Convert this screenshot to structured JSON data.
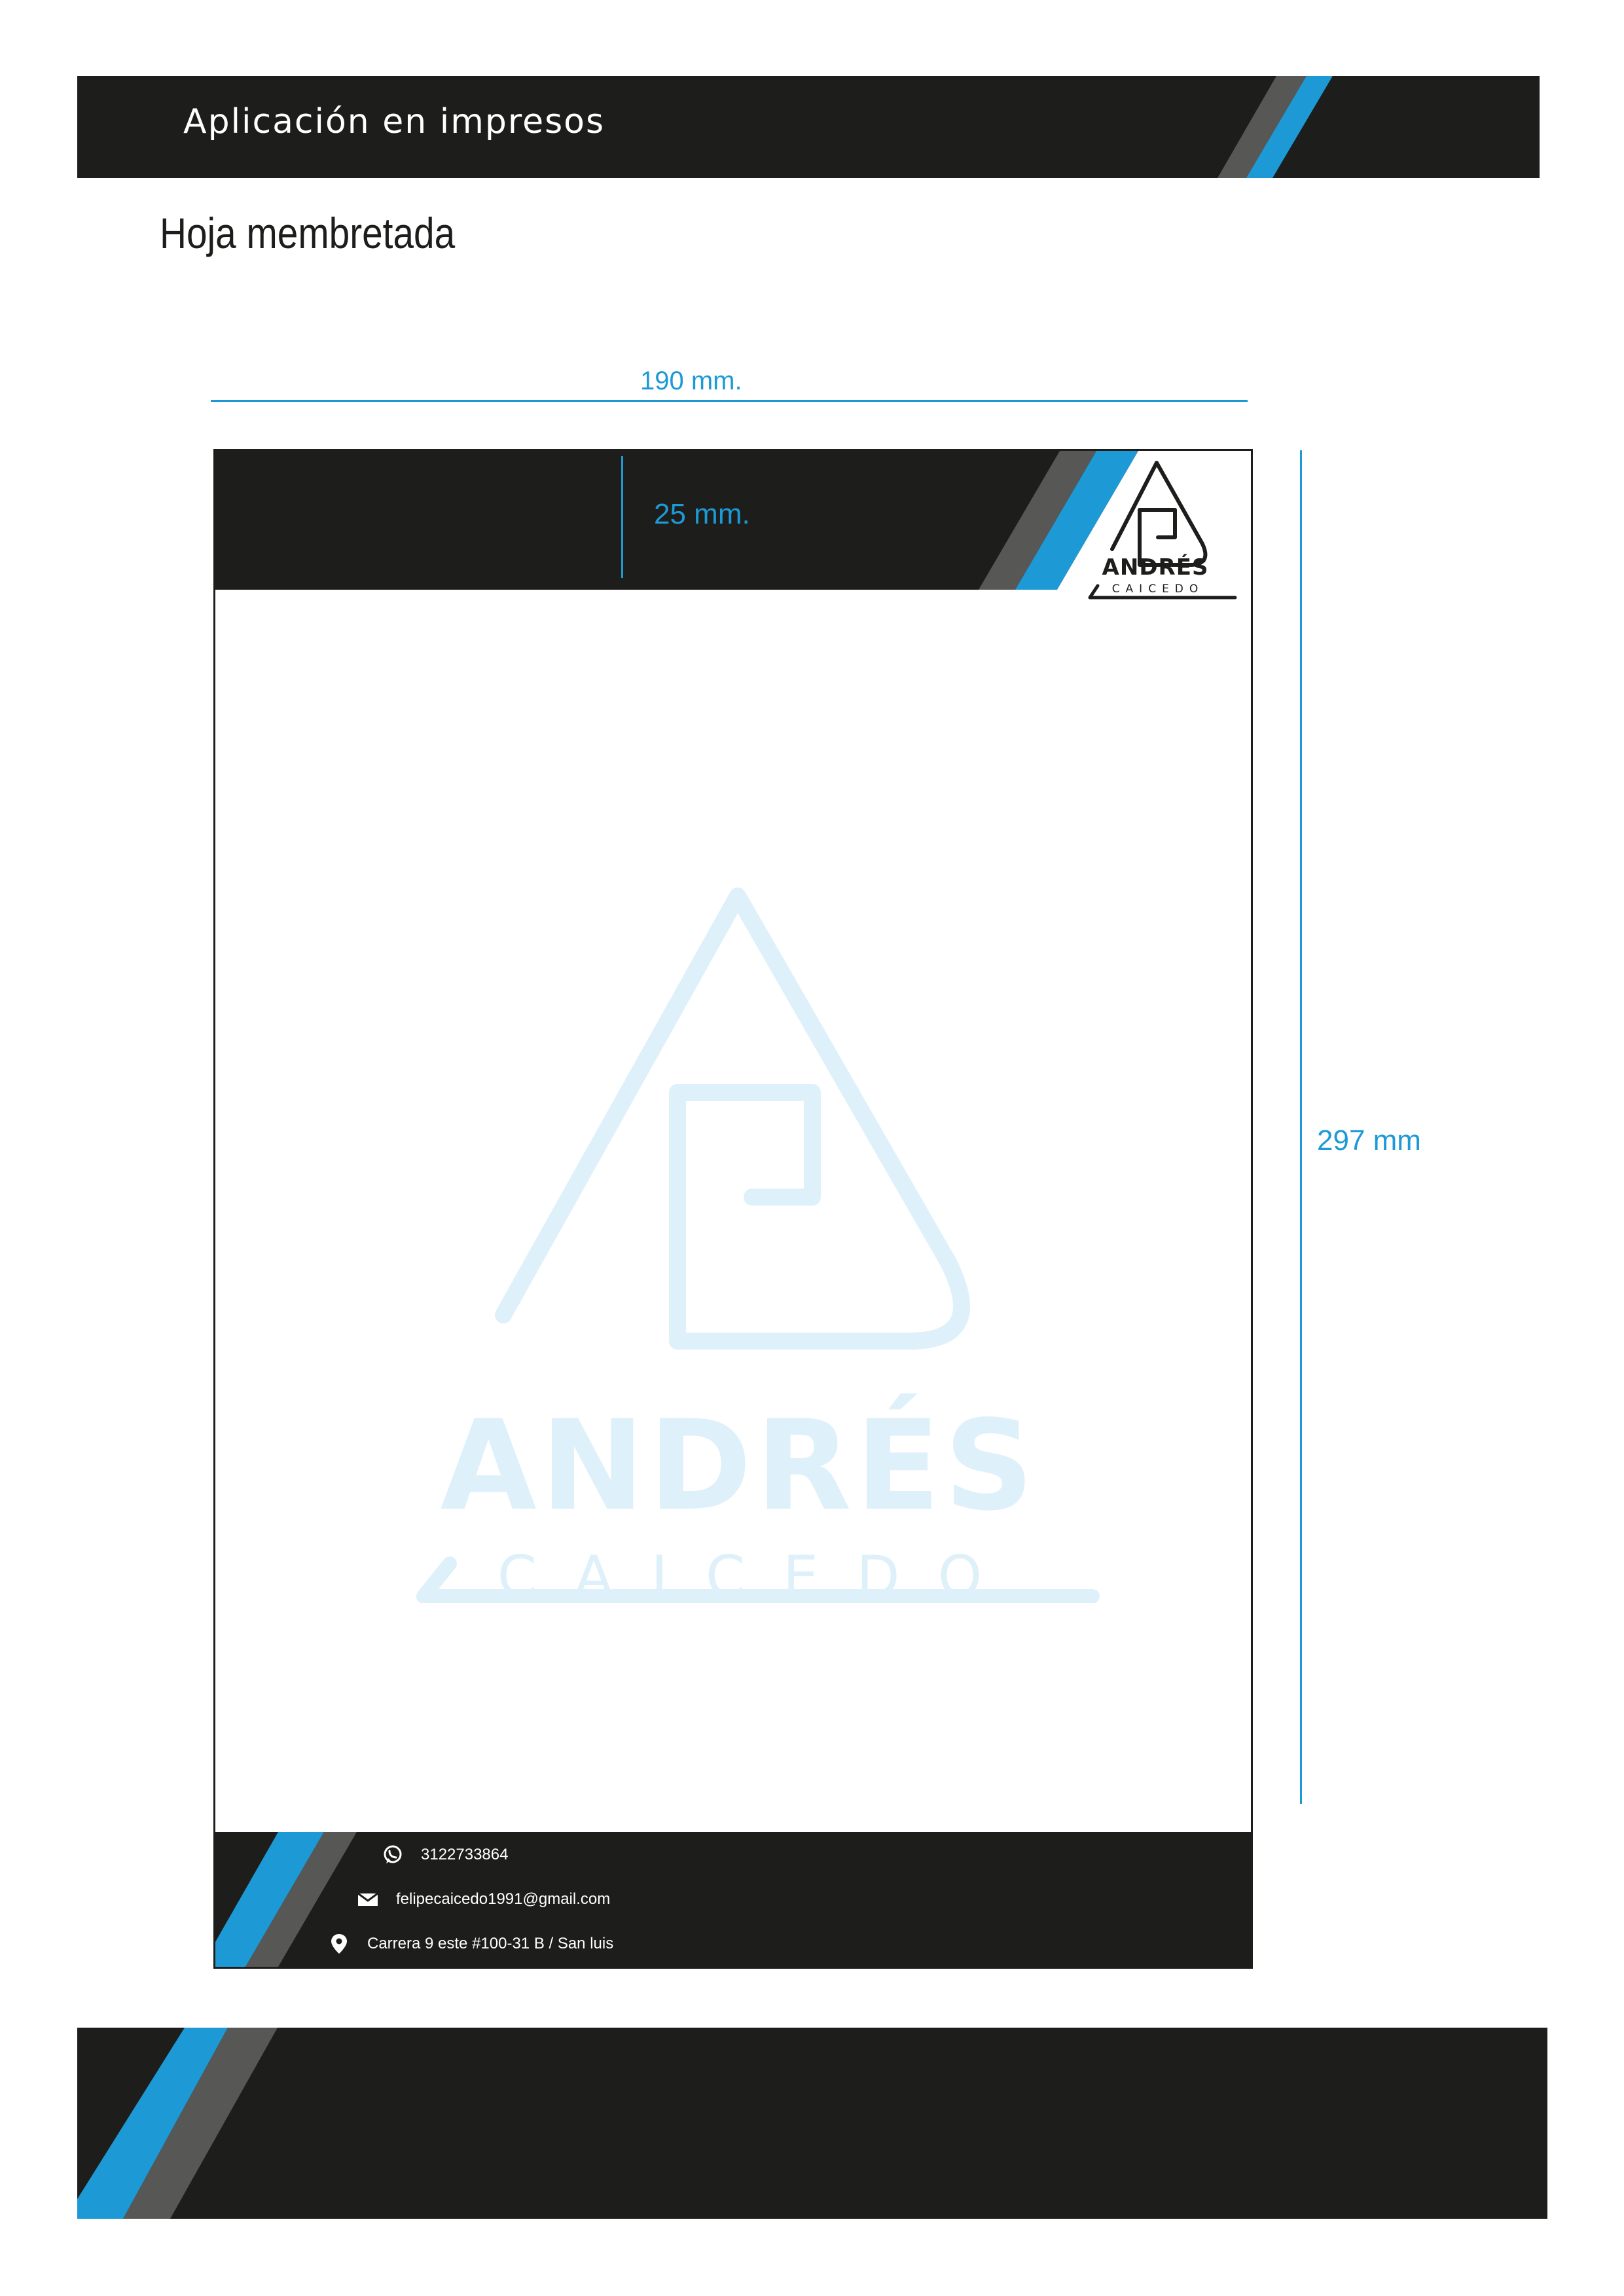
{
  "banner": {
    "title": "Aplicación en impresos"
  },
  "section": {
    "title": "Hoja membretada"
  },
  "dimensions": {
    "width": "190 mm.",
    "header": "25 mm.",
    "height": "297 mm"
  },
  "logo": {
    "brand": "ANDRÉS",
    "sub": "CAICEDO"
  },
  "contact": {
    "phone": "3122733864",
    "email": "felipecaicedo1991@gmail.com",
    "address": "Carrera 9 este #100-31 B / San luis"
  },
  "colors": {
    "dark": "#1d1d1b",
    "blue": "#1d9ad6",
    "gray": "#575756",
    "watermark": "#def0fa"
  },
  "icons": [
    "whatsapp-icon",
    "mail-icon",
    "location-pin-icon"
  ]
}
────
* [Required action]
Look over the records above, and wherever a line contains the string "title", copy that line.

* [Exercise solution]
    "title": "Aplicación en impresos"
    "title": "Hoja membretada"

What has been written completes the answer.